forever chasing the high

you do it, too.

I’m typing a poem.  I write a line long-hand in the notebook I carry with me so I don’t forget it.

I just realized

I have loud hands.

They amplify my voice.

I came on to my blog site this morning and noticed a post on my feed.  You must read this!

1.

When I was a little girl, they held my hands down in tacky glue while I cried.

2.

I’m a lot bigger than them now. Walking down a hall to a meeting, my hand flies out to feel the texture on the wall as I pass by.

“Quiet hands,” I whisper.

My hand falls to my side.

3.

When I was six years old, people who were much bigger than me with loud echoing voices held my hands down in textures that hurt worse than my broken wrist while I cried and begged and pleaded and screamed.

4.

In a classroom of language-impaired kids, the most common phrase is a metaphor.

“Quiet hands!”

A student pushes at a piece of paper, flaps their hands, stacks their fingers against their palm, pokes at a pencil, rubs their palms through their hair.
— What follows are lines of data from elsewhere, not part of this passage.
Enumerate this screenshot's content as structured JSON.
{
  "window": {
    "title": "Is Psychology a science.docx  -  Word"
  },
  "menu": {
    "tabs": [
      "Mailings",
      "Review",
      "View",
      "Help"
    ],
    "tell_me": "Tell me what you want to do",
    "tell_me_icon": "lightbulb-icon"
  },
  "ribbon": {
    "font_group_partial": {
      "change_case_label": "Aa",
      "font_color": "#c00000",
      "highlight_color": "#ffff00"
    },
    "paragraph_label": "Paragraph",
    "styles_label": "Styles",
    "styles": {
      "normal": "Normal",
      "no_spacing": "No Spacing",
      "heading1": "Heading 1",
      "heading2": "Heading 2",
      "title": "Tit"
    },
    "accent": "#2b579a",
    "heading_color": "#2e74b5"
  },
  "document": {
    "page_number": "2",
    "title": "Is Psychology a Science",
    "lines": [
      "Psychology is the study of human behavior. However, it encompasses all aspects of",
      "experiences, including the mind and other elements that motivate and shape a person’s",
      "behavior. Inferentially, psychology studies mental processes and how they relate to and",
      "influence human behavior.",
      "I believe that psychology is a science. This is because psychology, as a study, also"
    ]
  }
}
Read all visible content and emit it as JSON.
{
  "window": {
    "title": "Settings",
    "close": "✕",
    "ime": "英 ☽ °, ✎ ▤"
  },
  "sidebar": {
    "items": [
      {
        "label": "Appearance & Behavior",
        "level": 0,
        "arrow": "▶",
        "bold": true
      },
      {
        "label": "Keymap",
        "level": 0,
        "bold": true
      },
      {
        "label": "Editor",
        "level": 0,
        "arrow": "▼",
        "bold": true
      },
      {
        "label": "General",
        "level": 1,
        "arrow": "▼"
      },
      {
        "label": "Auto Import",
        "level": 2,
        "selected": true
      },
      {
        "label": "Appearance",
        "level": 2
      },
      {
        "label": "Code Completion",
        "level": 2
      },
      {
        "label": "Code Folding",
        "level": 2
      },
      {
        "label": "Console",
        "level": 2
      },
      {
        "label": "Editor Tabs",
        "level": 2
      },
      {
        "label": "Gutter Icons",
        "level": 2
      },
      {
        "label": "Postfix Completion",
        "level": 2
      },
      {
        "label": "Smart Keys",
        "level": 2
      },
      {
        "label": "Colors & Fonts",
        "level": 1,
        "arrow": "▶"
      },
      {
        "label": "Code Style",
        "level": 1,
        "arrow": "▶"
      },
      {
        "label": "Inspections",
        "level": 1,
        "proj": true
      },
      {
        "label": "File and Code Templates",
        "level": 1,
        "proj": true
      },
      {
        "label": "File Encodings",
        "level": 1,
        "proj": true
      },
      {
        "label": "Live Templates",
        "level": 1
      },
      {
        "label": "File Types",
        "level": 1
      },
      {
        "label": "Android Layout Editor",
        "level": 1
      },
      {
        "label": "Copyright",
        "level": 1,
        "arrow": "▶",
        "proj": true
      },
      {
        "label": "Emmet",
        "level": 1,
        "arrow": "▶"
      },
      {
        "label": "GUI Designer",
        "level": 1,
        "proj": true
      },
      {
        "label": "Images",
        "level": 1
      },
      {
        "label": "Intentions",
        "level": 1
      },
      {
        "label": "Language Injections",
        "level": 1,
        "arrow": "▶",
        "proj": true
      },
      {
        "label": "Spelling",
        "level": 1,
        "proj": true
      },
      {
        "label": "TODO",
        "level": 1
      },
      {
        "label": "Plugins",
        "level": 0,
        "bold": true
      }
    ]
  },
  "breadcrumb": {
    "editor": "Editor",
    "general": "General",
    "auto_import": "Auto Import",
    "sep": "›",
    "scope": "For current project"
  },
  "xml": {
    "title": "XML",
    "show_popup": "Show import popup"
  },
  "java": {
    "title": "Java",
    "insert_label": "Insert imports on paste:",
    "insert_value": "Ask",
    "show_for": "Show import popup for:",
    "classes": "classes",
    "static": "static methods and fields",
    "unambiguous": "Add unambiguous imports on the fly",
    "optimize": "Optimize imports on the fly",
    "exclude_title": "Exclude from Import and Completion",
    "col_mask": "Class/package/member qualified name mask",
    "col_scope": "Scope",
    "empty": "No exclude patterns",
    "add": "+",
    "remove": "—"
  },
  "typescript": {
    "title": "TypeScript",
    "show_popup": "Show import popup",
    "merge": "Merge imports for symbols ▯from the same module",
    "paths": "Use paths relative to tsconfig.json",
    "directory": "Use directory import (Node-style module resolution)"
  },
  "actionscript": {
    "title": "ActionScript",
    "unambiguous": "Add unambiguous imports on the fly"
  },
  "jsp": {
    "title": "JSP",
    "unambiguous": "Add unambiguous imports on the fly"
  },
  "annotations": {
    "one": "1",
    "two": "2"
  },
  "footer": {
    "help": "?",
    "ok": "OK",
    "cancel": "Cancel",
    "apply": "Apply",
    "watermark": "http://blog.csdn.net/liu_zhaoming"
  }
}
It’s silent, until:

“Quiet hands!”

Read the whole post here:  https://juststimming.wordpress.com/2011/10/05/quiet-hands/

It’s poetry.  It’s amazing.

Today I tripped across the Futility Closet created by Greg Ross, awesome editor and compendiator.  I worked with Greg years ago (Yikes!  15 years ago!!) at UNext.com (where we were a good decade ahead of the internet’s time).  It is so wonderful to see this blog and the books he’s published since then.

Just in time for April and Poetry Month, he has a podcast on a little-known poet’s skill.  Enjoy!

Podcast Episode 51: Poet Doppelgängers

https://commons.wikimedia.org/wiki/File:Goethe_1791.jpg
In this week’s episode of the Futility Closet podcast we’ll look at the strange phenomenon of poet doppelgängers — at least five notable poets have been seen by witnesses when their physical bodies were elsewhere.

and you always know it when you see it.

Enjoy Connie Sun’s daily cartoon posts.  http://www.conniewonnie.com/

writing and healing

I tripped across this beautiful, well-constructed website http://writingandhealing.org/ that brings poetry into the self-awareness and healing process.  The Healing Poetry page provides great examples for trying moments.  I enjoyed the reminder of “The Peace of Wild Things.”  Since I’m lacking a woods, my version of this is to sit on the front porch steps in the dark of one in the morning.

THE PEACE OF WILD THINGS

When despair for the world grows in me
and I wake in the night at the least sound
in fear of what my life and my children’s lives may be,
I go and lie down where the wood drake
rests in his beauty on the water, and the great heron feeds.
I come into the peace of wild things
who do not tax their lives with forethought
of grief. I come into the presence of still water.
And I feel above me the day-blind stars
waiting with their light. For a time
I rest in the grace of the world, and am free.

— Wendell Berry

When I write – especially poetry – I always seek to use “power verbs” wherever possible.  It’s never, “I was angry.” I’d wait for words like froth, seethe, frizzle, clench, etc. to come to me.  After listening to a TED talk while out on a walk today, I recognize that verb tense – especially the subjunctive – can wield great emotional power.

Think of the line, “I coulda been a contender.”  Sure, Brando’s intense delivery iconized it.  Brando2But imagine that same line if it had been written, “I was never a contender,” or “I wasn’t a contender,” or “I never saw myself as a contender.” Even tripping from Brando’s lips, they don’t have the same power.  There’s no wistfulness, no regret, no loss, no ‘what might have been’.  That emotion all comes from the world “could” (the subjunctive tense) in there.

In the TED talk, I learned there are many languages that have no subjunctive and it likely influences those cultures and their beliefs.  Since we (English-speakers) do have the  woulda-coulda-shoulda, what has that done to us? I wonder if I were to keep my thoughts in simple tenses, will it affect my ability to stay present?  Ha!  pun.